May 12, 2013

Maine Gardener: The scoop on plants that come through trials with flying colors


(Continued from page 1)

click image to enlarge

“Starman” was called the best perennial geranium by Fine Gardening.

Courtesy photos

“Milkshake” is considered a great echinacea.

With stachys, the flower is secondary to the foliage, Hawke said.

And with a plant like "Big Ears," which rarely flowers, the flowers sap the energy of the plant so the leaves don't look as good. "Pink Cotton Candy" is a stachys that is grown for its flowers, which are a two-tone pink and one of the best in the trials.

"I've never met a meadow rue that I didn't like," Hawke said when he began the section of the talk on thalictrums. He loves their flowers, and the foliage is handsome.

Thalictrums have two types of flowers: Some have fairly prominent petals with a mass of stamens in the center, and others have just stamens and no petals -- even though some have modified stamens called "sepals" that look like petals.

Hawke said "Black Stockings" is a good plant, but not as dark as the marketing says it is.

"Elin" is a great thalictrum that grows to 8 feet tall and has round flower buds and modified tepals, Hawke said.
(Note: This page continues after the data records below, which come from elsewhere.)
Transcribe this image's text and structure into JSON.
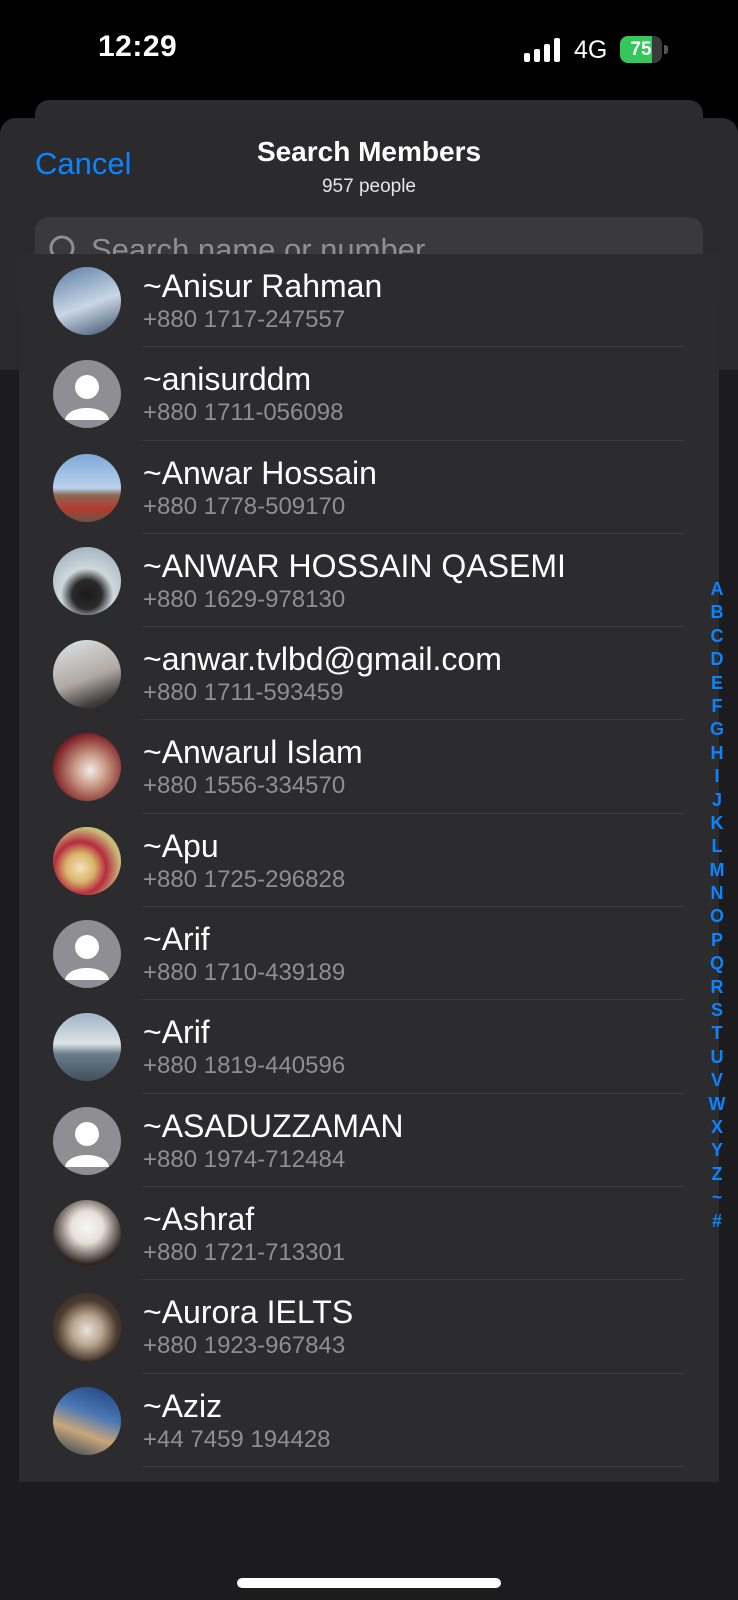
{
  "status": {
    "time": "12:29",
    "network": "4G",
    "battery_level": "75",
    "battery_fraction": 0.75,
    "battery_color": "#34c759"
  },
  "header": {
    "cancel_label": "Cancel",
    "title": "Search Members",
    "subtitle": "957 people"
  },
  "search": {
    "placeholder": "Search name or number",
    "value": "",
    "icon": "magnifier"
  },
  "section": {
    "label": "~"
  },
  "members": [
    {
      "name": "~Anisur Rahman",
      "phone": "+880 1717-247557",
      "avatar": "photo"
    },
    {
      "name": "~anisurddm",
      "phone": "+880 1711-056098",
      "avatar": "placeholder"
    },
    {
      "name": "~Anwar Hossain",
      "phone": "+880 1778-509170",
      "avatar": "photo"
    },
    {
      "name": "~ANWAR HOSSAIN QASEMI",
      "phone": "+880 1629-978130",
      "avatar": "photo"
    },
    {
      "name": "~anwar.tvlbd@gmail.com",
      "phone": "+880 1711-593459",
      "avatar": "photo"
    },
    {
      "name": "~Anwarul Islam",
      "phone": "+880 1556-334570",
      "avatar": "photo"
    },
    {
      "name": "~Apu",
      "phone": "+880 1725-296828",
      "avatar": "photo"
    },
    {
      "name": "~Arif",
      "phone": "+880 1710-439189",
      "avatar": "placeholder"
    },
    {
      "name": "~Arif",
      "phone": "+880 1819-440596",
      "avatar": "photo"
    },
    {
      "name": "~ASADUZZAMAN",
      "phone": "+880 1974-712484",
      "avatar": "placeholder"
    },
    {
      "name": "~Ashraf",
      "phone": "+880 1721-713301",
      "avatar": "photo"
    },
    {
      "name": "~Aurora IELTS",
      "phone": "+880 1923-967843",
      "avatar": "photo"
    },
    {
      "name": "~Aziz",
      "phone": "+44 7459 194428",
      "avatar": "photo"
    }
  ],
  "index_letters": [
    "A",
    "B",
    "C",
    "D",
    "E",
    "F",
    "G",
    "H",
    "I",
    "J",
    "K",
    "L",
    "M",
    "N",
    "O",
    "P",
    "Q",
    "R",
    "S",
    "T",
    "U",
    "V",
    "W",
    "X",
    "Y",
    "Z",
    "~",
    "#"
  ],
  "colors": {
    "accent": "#0a84ff",
    "background": "#1c1c1e",
    "row_background": "#2c2c2e",
    "secondary_text": "#8e8e93"
  }
}
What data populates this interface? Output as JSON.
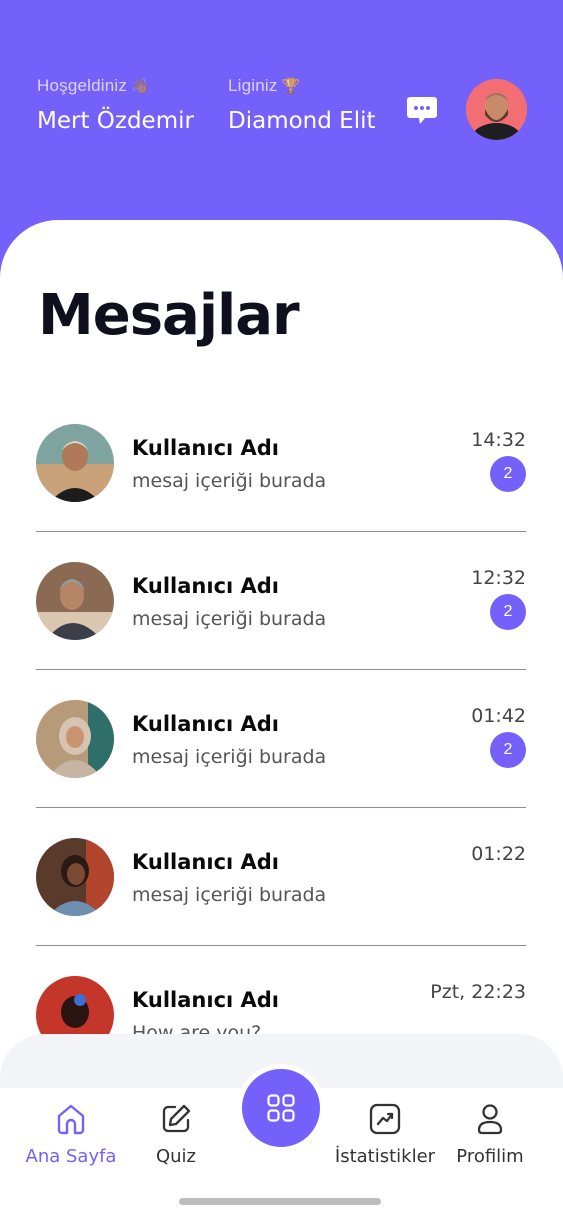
{
  "header": {
    "welcome_label": "Hoşgeldiniz",
    "welcome_emoji": "👋🏽",
    "user_name": "Mert Özdemir",
    "league_label": "Liginiz",
    "league_emoji": "🏆",
    "league_value": "Diamond Elit",
    "chat_icon": "chat-bubble-icon",
    "avatar_icon": "user-avatar"
  },
  "page": {
    "title": "Mesajlar"
  },
  "messages": [
    {
      "name": "Kullanıcı Adı",
      "text": "mesaj içeriği burada",
      "time": "14:32",
      "unread": "2"
    },
    {
      "name": "Kullanıcı Adı",
      "text": "mesaj içeriği burada",
      "time": "12:32",
      "unread": "2"
    },
    {
      "name": "Kullanıcı Adı",
      "text": "mesaj içeriği burada",
      "time": "01:42",
      "unread": "2"
    },
    {
      "name": "Kullanıcı Adı",
      "text": "mesaj içeriği burada",
      "time": "01:22"
    },
    {
      "name": "Kullanıcı Adı",
      "text": "How are you?",
      "time": "Pzt, 22:23"
    }
  ],
  "nav": {
    "home": "Ana Sayfa",
    "quiz": "Quiz",
    "center_icon": "grid-icon",
    "stats": "İstatistikler",
    "profile": "Profilim"
  },
  "colors": {
    "accent": "#7461fb",
    "badge": "#7461fb",
    "avatar_bg": "#f26e73"
  }
}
The foliage is purple when it first comes out of the ground and then turns bluish-green, and the foliage is so thick, you can't see through it, he said.

He wanted to love "Splendide" for its superb flower production, but he couldn't get it to stand up.

Thalictrum rochebruneanum is a great plant, with the same flowers as "Elin" and as prolific, but you can see the flowers through the leaves.

These are all fairly new plants, but at least you know they have gone through trials.

Tom Atwell has been writing the Maine Gardener column since 2004. He is a freelance writer gardening in Cape Elizabeth and can be contacted at 767-2297 or at:


Were you interviewed for this story? If so, please fill out our accuracy form

Send question/comment to the editors

Further Discussion

Here at we value our readers and are committed to growing our community by encouraging you to add to the discussion. To ensure conscientious dialogue we have implemented a strict no-bullying policy. To participate, you must follow our Terms of Use.

Questions about the article? Add them below and we’ll try to answer them or do a follow-up post as soon as we can. Technical problems? Email them to us with an exact description of the problem. Make sure to include:
  • Type of computer or mobile device your are using
  • Exact operating system and browser you are viewing the site on (TIP: You can easily determine your operating system here.)